**** Materials provided ****
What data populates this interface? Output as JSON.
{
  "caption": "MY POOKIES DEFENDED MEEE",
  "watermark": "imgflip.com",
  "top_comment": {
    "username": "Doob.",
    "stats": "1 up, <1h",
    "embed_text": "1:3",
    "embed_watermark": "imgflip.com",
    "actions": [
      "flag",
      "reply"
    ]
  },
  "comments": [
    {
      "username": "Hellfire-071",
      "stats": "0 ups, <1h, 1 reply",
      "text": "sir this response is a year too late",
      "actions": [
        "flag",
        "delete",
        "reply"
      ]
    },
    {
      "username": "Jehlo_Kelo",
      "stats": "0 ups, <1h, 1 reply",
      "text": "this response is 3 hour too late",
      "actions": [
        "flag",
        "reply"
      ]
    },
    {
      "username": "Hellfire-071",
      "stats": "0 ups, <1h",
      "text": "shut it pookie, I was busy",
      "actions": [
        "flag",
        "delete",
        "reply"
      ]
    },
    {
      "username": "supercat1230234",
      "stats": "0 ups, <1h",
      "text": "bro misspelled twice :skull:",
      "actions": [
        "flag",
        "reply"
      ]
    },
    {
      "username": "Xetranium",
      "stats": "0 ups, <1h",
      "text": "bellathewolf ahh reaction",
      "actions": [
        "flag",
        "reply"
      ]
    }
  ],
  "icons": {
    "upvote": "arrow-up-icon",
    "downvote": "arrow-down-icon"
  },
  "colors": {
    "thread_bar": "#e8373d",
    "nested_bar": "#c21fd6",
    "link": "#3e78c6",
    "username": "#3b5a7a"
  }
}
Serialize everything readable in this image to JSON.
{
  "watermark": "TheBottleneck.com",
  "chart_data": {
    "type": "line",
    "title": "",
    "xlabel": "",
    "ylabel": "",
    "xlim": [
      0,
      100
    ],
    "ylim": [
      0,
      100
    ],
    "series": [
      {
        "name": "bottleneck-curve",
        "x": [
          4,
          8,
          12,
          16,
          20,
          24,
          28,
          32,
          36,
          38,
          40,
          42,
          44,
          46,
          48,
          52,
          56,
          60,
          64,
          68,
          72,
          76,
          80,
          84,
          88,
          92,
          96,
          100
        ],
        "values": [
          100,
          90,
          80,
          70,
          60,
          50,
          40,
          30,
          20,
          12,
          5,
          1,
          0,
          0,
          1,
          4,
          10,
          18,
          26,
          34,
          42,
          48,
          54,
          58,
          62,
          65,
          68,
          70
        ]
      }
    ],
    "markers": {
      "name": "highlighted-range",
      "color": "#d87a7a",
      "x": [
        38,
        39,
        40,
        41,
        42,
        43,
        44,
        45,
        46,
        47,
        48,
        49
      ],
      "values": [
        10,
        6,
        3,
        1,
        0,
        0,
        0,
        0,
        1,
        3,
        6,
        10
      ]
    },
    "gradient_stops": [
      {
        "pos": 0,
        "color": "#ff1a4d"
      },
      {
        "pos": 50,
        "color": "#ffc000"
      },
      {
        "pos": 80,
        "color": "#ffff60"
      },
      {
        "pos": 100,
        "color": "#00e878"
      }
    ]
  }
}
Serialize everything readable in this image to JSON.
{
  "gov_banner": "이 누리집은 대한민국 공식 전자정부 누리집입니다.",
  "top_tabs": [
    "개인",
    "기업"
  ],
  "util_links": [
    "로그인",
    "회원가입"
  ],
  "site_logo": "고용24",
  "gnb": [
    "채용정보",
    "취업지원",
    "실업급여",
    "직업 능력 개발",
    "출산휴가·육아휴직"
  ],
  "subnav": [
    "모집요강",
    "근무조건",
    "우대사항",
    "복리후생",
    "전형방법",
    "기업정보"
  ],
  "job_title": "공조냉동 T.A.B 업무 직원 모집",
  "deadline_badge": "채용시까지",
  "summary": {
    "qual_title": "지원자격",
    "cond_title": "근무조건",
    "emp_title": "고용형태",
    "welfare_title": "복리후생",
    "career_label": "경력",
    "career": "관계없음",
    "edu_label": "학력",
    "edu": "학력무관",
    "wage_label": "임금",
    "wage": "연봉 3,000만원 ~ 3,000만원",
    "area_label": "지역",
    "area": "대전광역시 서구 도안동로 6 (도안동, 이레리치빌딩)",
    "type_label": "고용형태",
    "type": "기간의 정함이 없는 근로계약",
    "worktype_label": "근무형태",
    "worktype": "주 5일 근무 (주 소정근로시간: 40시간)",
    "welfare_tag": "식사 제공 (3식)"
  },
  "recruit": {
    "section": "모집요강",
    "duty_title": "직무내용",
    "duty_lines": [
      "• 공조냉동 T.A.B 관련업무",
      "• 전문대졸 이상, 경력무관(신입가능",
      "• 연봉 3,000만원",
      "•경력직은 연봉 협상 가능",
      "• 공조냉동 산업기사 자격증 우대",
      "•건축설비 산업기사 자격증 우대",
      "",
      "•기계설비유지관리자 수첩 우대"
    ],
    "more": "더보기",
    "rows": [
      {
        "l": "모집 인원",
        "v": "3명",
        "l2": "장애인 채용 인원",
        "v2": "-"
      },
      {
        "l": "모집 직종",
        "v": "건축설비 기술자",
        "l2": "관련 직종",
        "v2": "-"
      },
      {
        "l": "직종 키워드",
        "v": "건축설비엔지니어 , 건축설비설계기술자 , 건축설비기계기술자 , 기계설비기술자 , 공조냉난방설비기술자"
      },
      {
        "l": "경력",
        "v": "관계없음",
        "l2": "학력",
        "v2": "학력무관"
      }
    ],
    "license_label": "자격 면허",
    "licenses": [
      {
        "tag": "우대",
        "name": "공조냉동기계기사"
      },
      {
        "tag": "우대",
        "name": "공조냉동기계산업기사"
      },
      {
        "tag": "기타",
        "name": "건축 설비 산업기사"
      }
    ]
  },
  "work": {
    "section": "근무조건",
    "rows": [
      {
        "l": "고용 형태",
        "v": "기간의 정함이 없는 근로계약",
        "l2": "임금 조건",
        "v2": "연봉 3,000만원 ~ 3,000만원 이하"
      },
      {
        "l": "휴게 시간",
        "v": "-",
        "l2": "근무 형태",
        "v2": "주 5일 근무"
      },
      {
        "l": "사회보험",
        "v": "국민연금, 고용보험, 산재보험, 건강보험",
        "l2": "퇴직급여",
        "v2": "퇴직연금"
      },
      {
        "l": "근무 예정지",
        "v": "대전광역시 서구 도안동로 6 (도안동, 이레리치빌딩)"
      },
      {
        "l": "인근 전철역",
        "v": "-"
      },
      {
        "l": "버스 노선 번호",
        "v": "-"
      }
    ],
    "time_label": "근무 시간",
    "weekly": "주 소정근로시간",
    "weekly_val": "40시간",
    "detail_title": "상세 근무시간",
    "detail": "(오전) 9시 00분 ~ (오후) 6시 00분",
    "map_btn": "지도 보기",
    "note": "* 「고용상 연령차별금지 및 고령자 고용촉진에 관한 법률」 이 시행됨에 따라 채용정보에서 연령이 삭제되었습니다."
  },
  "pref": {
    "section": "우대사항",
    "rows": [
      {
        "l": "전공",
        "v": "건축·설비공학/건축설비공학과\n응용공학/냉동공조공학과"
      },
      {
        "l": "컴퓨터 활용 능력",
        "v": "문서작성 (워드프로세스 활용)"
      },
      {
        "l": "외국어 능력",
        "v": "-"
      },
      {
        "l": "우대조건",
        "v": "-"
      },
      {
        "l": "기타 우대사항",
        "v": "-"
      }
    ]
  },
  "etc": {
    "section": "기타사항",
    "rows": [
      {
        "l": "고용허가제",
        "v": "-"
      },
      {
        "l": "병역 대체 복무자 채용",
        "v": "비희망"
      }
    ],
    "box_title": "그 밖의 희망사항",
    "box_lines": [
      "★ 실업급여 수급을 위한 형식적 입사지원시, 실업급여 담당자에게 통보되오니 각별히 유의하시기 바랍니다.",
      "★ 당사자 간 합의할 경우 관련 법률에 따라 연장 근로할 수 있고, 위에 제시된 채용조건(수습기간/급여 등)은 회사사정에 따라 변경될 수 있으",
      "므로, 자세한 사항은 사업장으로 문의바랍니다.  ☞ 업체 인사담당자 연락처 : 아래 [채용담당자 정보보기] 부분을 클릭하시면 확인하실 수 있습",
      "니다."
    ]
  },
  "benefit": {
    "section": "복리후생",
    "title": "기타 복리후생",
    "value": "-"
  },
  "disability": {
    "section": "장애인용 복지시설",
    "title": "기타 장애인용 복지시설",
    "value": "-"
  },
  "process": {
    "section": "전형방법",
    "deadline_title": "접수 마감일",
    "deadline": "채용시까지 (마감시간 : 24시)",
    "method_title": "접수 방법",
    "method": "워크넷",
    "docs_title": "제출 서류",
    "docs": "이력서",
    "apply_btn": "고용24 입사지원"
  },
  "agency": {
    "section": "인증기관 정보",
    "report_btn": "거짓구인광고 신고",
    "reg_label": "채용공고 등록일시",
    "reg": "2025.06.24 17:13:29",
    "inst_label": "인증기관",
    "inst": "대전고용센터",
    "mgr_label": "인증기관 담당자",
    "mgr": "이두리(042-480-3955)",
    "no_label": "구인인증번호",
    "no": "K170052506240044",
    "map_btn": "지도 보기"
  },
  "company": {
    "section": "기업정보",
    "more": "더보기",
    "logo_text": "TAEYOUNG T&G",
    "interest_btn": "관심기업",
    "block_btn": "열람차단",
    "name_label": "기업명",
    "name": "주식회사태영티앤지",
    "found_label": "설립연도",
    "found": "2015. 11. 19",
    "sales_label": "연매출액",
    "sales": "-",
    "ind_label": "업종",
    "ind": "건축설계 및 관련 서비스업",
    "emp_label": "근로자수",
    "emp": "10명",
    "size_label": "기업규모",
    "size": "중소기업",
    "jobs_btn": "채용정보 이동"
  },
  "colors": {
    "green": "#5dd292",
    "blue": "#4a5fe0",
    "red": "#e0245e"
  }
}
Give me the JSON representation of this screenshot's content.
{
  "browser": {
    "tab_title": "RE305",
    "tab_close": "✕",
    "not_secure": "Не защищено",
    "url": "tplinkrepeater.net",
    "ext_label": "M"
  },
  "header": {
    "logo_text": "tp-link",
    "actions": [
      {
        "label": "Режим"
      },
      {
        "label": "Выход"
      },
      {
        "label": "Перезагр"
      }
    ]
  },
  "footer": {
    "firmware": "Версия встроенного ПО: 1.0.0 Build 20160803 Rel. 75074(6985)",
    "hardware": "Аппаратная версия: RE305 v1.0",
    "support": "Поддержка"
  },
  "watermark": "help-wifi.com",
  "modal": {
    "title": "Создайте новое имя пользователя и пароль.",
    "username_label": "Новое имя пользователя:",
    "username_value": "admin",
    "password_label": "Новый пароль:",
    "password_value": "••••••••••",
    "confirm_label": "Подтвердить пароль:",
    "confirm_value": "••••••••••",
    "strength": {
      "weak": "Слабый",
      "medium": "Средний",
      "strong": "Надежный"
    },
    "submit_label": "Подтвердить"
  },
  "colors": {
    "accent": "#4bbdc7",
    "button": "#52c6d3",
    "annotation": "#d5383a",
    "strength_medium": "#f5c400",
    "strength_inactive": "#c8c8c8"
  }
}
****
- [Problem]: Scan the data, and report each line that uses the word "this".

- [Reply]:
What data populates this interface? Output as JSON.
      "text": "sir this response is a year too late",
      "text": "this response is 3 hour too late",
Serialize everything readable in this image to JSON.
Serialize everything readable in this image to JSON.
Give me the JSON representation of this screenshot's content.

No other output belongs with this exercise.